- MATERIAL PROVIDED -
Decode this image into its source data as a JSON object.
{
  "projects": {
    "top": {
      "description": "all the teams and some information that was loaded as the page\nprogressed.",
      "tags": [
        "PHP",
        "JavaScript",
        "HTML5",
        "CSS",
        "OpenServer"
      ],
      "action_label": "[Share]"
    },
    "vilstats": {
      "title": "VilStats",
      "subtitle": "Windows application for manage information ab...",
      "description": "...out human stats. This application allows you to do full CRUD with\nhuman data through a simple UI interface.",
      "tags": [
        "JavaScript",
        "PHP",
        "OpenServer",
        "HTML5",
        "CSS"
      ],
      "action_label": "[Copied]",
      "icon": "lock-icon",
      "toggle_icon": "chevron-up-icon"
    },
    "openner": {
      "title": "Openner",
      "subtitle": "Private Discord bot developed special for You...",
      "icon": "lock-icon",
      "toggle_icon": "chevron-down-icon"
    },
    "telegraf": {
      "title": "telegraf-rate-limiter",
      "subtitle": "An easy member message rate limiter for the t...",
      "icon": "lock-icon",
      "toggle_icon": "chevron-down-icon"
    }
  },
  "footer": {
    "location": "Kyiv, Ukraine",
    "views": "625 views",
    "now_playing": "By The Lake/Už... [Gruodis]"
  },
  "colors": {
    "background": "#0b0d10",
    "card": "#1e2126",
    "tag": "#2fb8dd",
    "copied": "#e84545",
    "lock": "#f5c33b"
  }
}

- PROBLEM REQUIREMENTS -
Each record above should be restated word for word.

- YOUR RESPONSE -
Decode this image into its source data as a JSON object.
{
  "projects": {
    "top": {
      "description": "all the teams and some information that was loaded as the page\nprogressed.",
      "tags": [
        "PHP",
        "JavaScript",
        "HTML5",
        "CSS",
        "OpenServer"
      ],
      "action_label": "[Share]"
    },
    "vilstats": {
      "title": "VilStats",
      "subtitle": "Windows application for manage information ab...",
      "description": "...out human stats. This application allows you to do full CRUD with\nhuman data through a simple UI interface.",
      "tags": [
        "JavaScript",
        "PHP",
        "OpenServer",
        "HTML5",
        "CSS"
      ],
      "action_label": "[Copied]",
      "icon": "lock-icon",
      "toggle_icon": "chevron-up-icon"
    },
    "openner": {
      "title": "Openner",
      "subtitle": "Private Discord bot developed special for You...",
      "icon": "lock-icon",
      "toggle_icon": "chevron-down-icon"
    },
    "telegraf": {
      "title": "telegraf-rate-limiter",
      "subtitle": "An easy member message rate limiter for the t...",
      "icon": "lock-icon",
      "toggle_icon": "chevron-down-icon"
    }
  },
  "footer": {
    "location": "Kyiv, Ukraine",
    "views": "625 views",
    "now_playing": "By The Lake/Už... [Gruodis]"
  },
  "colors": {
    "background": "#0b0d10",
    "card": "#1e2126",
    "tag": "#2fb8dd",
    "copied": "#e84545",
    "lock": "#f5c33b"
  }
}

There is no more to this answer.